Caching plays an important role in helping people access their information efficiently. For example, when an email app loads, some messages are temporarily cached so that the user can refresh the page without the app getting the same messages. However, large caching has long been a complex technical challenge. Organizations need to balance the speedy experience people expect from caching with maintaining high performance and cost-effectiveness in their systems. Traditionally, each cache implementation is created and managed independently by different development teams. This approach is inefficient because it ignores the common challenges of different caching systems from deployment to maintenance.
As traditional dynamic random access memory (DRAM) becomes more expensive and requires more power to scale, companies like Facebook are examining hardware options such as non-volatile memory (NVM) drives to expand their caching systems. This hybrid DRAM and NVM model is an advancement, but innovative caching designs are required to realize the full potential of the hybrid cache. This also includes new caching heuristic research that needs to push the boundaries of conventional systems by caching the relevant content for the correct duration. We have consolidated these innovations and taken them one step further through collaborations and open source work.
Today we announce the release of. known CacheLib, a pluggable in-process caching engine to Build and scale powerful services collaborative. CacheLib’s C ++ library enables developers to create and customize scalable and concurrent caches through its simple API. We are also open sourcing CacheBench, a benchmarking tool for assessing caching performance for different production workloads.
CacheLib is used as an in-process cache in more than 70 major systems on Facebook, including the Social Graph, Content Delivery Network, Storage and Look-Aside-Key-Value-Caches. This existing size and the potential for the introduction of open source make CacheLib an aggregation point for optimization and CacheBench an effective benchmarking tool for evaluating new ideas for various caching applications.
Enable innovation through partnerships
As an open source platform, CacheLib and CacheBench have the potential to become an industry standard for caching innovation and benchmarking.

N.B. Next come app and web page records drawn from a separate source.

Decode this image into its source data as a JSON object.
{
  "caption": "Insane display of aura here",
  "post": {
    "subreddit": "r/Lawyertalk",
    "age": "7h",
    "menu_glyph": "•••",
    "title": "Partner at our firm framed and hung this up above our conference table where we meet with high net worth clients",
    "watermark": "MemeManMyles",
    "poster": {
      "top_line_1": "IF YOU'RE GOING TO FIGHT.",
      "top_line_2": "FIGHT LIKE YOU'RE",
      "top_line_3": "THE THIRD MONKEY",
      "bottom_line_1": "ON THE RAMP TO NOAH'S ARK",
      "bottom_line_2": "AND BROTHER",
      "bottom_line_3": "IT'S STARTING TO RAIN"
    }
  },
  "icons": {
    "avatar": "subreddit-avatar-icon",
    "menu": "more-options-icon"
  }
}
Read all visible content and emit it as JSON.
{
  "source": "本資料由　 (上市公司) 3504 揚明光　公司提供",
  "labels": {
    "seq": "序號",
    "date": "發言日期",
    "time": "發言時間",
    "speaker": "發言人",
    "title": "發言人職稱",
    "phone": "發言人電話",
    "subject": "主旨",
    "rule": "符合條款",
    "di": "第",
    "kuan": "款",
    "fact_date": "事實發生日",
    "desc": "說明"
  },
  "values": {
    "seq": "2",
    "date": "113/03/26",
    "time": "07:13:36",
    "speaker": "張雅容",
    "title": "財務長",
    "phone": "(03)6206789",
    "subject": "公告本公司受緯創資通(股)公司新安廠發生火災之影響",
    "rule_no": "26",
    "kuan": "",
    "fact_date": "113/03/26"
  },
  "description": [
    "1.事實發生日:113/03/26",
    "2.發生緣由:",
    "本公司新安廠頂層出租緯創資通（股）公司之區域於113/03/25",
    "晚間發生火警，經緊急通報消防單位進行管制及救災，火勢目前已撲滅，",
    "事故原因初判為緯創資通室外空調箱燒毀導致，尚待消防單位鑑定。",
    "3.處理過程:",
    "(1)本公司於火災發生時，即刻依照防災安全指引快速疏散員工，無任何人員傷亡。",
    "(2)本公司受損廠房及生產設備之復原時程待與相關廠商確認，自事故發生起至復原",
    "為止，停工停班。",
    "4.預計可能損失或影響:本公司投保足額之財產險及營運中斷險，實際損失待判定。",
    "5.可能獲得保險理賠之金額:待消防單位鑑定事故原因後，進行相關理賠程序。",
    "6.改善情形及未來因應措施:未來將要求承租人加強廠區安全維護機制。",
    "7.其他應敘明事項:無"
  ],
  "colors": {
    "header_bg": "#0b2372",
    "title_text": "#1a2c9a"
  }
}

To date, our collaborations with research universities, hardware manufacturers and software companies have produced significant results that show the value of this toolkit.
Over the past two years, we’ve partnered with many well-known companies to push the boundaries of caching innovation. Today we are working with Twitter on the integration of CacheLib into Pelikan.io to activate SSDs for caching objects within the Twitter infrastructure. Pinterest is evaluating the introduction of CacheLib into its machine learning infrastructure systems to improve predictive performance and system stability.
In academia, researchers at Carnegie Mellon University, Princeton University, and Yale University use CacheLib and CacheBench to prototypical research ideas. By evaluating their prototypes against the industry’s caching workloads, these researchers can replicate their projects much faster and more accurately than before.
We have also worked with hardware industry partners such as Intel, KIOXIA, Samsung and Western Digital Standardize and improve SSD technologies that enable improved caching solutions. This work is now part of the Open Compute Project (OCP) NVMe Cloud SSD specificationthat we discussed in this webinar. This specification, along with CacheLib, will help adapt future NVM technologies for caching workloads across the industry.
CacheLib and CacheBench have enormous potential to shape the future of caching thanks to their developer-friendly API, access to many benchmark workloads across the industry, and the collaborative nature of open source. We are grateful for the support and input from our partners in using the platform to drive innovation in such an important and complex area. We are offering this work as open sourcing to make the future of caching a more collaborative and open space for sharing across the industry. Read more about how you can contribute to the project here.